The United States is near an agreement that will ease controls over the sale of high technology to India as the first tangible sign of a Reagan administration initiative to smooth relations with that giant democracy.
The two nations are expected to sign a memorandum of understanding on high technology sales this week in New Delhi after reaching a surprisingly quick accommodation following a visit to India earlier this month by team from the State and Commerce departments, administration and Indian sources said yesterday.
Although small points still are being ironed out, sources said U.S. Ambassador Harry G. Barnes Jr. received authority over the weekend to sign the memorandum detailing steps the Indian government will take to prevent the diversion to the Soviet bloc of the U.S. high technology products it buys that have potential military application. Indian officials here said the agreement has not yet received full approval from their government, though the signing is expected today or Wednesday.
The agreement has been given a high priority by the government of Indian Prime Minister Rajiv Gandhi, a former airline pilot who is so fascinated by new technology that one of his nicknames is "Computerji." ["Ji" is an honorific often added to names in India.]
Indian efforts to gain easier access to American high technology were begun by his mother, Prime Minister Indira Gandhi, who was assassinated on Oct. 30, and received a major push by India's new ambassador in Washington, K. Shankar Bajpai.
These moves on the part of New Delhi coincided with President Reagan's decision last month to try to improve relations. As one of the first steps, the president authorized new talks designed to break the logjam over sales of high technology to India.

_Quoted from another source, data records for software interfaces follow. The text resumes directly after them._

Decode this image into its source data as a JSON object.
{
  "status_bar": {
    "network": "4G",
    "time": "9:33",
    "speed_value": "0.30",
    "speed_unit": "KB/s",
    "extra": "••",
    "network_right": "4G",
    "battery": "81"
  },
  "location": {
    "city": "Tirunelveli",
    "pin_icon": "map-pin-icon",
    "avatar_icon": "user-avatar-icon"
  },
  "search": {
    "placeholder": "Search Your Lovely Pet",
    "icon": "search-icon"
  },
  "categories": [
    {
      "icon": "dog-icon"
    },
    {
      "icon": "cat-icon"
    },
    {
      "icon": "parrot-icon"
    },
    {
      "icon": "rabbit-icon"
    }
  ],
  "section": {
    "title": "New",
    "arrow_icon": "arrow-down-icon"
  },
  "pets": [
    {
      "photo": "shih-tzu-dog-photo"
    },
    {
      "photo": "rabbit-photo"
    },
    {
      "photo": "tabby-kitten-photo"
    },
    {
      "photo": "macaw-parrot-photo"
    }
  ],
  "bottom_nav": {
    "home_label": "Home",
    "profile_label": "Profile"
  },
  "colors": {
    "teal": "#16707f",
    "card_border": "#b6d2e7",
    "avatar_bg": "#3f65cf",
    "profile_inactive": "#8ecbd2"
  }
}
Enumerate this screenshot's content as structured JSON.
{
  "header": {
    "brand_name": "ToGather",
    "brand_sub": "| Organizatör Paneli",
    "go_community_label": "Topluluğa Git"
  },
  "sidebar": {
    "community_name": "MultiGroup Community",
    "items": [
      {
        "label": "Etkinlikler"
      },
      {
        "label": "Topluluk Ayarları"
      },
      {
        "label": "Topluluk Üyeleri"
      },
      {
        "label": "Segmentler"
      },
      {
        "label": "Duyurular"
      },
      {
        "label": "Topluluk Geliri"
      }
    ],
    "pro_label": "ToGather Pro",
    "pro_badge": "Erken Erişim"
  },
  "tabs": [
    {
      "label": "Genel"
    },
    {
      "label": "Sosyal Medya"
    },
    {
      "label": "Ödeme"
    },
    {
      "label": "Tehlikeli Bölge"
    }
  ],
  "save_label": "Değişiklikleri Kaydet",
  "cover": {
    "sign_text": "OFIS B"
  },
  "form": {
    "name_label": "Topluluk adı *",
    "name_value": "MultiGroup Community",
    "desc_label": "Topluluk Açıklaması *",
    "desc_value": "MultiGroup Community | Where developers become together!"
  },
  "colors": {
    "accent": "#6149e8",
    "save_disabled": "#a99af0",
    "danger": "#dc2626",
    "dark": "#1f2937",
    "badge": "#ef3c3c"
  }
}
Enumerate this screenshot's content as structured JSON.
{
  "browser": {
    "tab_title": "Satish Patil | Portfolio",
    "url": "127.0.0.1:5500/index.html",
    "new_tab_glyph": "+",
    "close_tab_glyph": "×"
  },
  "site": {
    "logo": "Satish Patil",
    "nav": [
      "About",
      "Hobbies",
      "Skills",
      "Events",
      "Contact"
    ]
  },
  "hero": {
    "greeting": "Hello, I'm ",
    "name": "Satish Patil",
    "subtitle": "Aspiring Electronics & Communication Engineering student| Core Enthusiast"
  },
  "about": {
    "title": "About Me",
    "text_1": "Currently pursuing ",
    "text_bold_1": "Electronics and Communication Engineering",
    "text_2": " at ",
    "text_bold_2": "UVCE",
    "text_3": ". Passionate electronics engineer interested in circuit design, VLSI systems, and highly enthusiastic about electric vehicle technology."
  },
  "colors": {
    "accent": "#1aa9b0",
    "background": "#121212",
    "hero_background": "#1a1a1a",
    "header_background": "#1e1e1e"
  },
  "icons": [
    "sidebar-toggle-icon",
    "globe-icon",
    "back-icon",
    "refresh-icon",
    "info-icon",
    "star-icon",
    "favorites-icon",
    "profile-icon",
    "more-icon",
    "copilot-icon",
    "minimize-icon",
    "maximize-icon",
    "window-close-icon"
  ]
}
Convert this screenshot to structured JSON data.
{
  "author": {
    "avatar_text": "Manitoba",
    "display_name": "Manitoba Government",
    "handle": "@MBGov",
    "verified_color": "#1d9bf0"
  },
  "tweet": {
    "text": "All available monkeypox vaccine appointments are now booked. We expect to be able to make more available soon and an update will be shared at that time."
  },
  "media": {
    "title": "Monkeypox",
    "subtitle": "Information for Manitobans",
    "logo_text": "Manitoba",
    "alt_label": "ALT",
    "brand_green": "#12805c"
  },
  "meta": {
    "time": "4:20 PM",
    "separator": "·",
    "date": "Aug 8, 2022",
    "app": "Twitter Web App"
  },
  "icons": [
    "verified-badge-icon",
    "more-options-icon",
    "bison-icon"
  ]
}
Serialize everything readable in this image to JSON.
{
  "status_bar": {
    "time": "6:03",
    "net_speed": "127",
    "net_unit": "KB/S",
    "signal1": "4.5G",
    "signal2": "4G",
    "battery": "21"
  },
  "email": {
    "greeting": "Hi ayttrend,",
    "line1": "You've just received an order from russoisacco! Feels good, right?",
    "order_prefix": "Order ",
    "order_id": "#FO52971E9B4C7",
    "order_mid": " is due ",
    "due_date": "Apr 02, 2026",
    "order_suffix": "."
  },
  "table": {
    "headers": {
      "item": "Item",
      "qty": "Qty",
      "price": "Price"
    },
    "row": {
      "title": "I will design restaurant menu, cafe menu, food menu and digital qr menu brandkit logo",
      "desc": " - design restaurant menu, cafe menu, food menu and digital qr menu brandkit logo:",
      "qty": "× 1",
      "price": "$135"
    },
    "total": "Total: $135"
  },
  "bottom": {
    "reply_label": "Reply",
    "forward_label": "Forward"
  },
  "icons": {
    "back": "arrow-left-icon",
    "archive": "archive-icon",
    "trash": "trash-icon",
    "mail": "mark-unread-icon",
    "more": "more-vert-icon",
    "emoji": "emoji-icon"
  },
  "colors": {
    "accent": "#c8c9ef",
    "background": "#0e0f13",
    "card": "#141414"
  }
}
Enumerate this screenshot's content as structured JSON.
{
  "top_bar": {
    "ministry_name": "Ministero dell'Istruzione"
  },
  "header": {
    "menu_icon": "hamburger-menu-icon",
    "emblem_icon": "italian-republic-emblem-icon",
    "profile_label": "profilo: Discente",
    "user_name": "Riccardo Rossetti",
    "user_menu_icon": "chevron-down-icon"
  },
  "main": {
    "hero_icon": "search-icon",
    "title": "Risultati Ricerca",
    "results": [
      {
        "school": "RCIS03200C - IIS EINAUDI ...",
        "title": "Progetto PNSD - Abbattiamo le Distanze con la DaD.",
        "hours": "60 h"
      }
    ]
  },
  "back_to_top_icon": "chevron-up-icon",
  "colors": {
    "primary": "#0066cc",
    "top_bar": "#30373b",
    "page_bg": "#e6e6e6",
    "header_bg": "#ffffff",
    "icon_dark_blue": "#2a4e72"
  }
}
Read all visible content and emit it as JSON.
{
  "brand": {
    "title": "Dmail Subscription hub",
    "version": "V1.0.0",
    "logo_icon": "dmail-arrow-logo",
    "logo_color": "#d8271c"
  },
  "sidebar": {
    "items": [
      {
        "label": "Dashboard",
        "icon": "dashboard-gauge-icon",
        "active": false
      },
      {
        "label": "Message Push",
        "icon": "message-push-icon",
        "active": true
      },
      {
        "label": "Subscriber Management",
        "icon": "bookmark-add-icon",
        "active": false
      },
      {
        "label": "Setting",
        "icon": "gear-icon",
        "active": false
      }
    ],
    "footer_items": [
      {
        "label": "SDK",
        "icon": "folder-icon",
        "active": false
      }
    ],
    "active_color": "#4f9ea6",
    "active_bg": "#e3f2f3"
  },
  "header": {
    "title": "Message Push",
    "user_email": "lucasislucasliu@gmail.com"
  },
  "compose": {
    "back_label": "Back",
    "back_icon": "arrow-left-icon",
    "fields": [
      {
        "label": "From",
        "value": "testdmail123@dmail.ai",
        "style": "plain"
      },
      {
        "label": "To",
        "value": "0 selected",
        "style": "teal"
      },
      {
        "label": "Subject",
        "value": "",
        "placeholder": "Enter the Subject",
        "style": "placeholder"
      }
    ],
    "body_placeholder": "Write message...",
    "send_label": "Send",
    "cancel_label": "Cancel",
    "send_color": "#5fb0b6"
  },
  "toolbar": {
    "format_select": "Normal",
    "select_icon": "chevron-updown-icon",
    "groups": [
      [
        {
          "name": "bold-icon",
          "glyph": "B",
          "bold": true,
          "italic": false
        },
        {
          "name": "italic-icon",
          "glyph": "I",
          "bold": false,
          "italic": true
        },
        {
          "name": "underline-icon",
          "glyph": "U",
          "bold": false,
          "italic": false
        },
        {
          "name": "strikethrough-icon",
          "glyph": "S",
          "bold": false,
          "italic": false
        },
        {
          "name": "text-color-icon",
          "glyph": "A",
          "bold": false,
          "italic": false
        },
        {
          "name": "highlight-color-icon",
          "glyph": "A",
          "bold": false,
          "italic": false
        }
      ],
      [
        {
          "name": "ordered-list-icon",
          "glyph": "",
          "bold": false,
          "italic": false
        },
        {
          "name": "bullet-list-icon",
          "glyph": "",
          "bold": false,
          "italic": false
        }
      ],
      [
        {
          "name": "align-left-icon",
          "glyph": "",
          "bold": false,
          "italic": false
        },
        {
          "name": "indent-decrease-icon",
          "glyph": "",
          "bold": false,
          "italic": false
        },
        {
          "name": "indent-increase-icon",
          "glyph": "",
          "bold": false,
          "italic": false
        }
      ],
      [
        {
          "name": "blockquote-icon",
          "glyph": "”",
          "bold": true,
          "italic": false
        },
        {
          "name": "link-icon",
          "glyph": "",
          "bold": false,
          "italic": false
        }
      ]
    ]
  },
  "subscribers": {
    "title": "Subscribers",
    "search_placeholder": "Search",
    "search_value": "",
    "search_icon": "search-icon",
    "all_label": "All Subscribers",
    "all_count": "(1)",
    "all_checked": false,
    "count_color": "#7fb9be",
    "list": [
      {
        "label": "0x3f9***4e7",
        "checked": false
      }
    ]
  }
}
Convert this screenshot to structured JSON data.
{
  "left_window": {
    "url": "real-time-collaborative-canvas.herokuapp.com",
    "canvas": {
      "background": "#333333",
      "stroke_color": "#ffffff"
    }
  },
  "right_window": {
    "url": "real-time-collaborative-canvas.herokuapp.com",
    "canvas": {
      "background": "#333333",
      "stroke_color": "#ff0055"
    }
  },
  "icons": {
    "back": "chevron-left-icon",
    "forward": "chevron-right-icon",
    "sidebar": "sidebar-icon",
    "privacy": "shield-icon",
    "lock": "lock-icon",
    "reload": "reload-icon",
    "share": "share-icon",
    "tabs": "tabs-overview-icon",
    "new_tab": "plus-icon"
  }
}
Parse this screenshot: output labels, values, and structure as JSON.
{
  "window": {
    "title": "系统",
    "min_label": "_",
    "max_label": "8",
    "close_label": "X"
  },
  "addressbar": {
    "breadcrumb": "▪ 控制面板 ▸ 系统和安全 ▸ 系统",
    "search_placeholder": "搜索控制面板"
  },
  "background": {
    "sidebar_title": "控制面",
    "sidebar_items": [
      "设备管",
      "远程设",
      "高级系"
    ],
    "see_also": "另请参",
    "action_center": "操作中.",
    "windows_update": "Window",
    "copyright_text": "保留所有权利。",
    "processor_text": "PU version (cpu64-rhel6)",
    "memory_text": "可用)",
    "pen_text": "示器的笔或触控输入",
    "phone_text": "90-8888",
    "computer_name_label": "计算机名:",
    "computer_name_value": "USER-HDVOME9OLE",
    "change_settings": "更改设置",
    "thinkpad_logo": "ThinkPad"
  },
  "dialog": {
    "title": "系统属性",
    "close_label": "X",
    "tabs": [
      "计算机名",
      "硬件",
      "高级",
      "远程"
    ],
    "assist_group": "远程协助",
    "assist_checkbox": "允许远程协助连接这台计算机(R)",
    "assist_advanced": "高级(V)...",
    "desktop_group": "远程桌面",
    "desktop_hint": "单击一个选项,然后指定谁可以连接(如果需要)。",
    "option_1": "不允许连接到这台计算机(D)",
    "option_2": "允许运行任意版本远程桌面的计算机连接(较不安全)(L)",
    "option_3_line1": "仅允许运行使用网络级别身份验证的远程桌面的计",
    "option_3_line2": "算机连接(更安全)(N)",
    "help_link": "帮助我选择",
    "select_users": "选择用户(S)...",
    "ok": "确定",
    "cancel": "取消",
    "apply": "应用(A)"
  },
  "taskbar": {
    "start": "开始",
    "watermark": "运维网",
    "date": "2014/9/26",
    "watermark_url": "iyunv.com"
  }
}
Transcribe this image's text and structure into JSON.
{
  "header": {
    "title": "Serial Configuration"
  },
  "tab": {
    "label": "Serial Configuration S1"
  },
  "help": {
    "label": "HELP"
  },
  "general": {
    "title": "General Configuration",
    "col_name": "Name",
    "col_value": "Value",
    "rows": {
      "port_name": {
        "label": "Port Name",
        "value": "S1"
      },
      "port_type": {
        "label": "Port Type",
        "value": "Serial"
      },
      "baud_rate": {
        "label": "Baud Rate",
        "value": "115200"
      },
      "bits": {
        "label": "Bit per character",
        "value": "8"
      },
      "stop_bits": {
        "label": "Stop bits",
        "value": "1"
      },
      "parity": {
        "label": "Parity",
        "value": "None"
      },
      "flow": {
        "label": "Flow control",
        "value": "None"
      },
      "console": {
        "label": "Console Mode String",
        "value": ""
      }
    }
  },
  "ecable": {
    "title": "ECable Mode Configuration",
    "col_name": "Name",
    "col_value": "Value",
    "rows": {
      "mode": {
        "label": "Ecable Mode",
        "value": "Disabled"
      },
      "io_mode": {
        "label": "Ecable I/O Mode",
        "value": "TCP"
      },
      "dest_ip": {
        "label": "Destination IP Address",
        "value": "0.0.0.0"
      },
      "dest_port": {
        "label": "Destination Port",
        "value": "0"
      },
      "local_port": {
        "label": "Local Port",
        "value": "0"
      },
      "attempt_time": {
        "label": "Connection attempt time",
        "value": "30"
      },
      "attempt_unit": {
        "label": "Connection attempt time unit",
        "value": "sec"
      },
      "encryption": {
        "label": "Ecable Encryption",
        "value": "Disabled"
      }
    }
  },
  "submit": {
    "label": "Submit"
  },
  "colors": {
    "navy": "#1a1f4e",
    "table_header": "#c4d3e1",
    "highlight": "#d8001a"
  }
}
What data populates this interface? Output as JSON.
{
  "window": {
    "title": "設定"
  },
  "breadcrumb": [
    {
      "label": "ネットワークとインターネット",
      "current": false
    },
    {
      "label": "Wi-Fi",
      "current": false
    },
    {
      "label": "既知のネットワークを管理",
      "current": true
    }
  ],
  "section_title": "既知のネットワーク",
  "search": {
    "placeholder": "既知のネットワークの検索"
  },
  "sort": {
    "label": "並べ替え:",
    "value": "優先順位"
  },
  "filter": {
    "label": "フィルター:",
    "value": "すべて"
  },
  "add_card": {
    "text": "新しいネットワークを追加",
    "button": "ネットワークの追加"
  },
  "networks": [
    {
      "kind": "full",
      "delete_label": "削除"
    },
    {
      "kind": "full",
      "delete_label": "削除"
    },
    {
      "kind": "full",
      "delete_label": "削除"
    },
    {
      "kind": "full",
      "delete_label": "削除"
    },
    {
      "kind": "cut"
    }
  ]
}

India had been seeking ways to get off a Reagan administration blacklist of countries that were considered likely to allow the diversion of high technology to the Soviet bloc because of their lack of controls. Being on the list subjected India to special controls that made it harder to gain access to the powerful comuters and other high technology products it wanted to help develop its industrial base.
India was upset by its inclusion on that list, arguing there was no evidence that U.S. high technology had been shipped through India, while other countries -- including Austria, Sweden, Norway and South Africa -- had been implicated as way stations in the movement of powerful U.S. computers to the Soviet Union and its Eastern European allies.
The issue of selling India high technology was complicated more by its lack of controls over the possible resale of the computers to Eastern-bloc nations than by its close military-supply relationship with the Soviet Union, sources said.
A further complication, though, came from American laws that limit sales of technology that could be used in India's nuclear program because of its refusal to sign the nuclear nonproliferation treaty or to allow international inspection of all its atomic facilities.
Administration sources said that the Defense Department initially opposed the high technology agreement, but relented after the Indians agreed that some physical inspection of their high technology facilities would not violate their national sovereignty.
Some administration officials expressed concern over whether India will be able to implement the controls it has agreed to, but others argued that any diversion of sensitive technology would cloud India's chances to make further purchases.
India, furthermore, showed that it could get from other countries technology similar to what it wants from the United States. India was able to buy two high-speed computers from Norway for its nuclear program after it was denied access to U.S. products, the magazine India Today reported.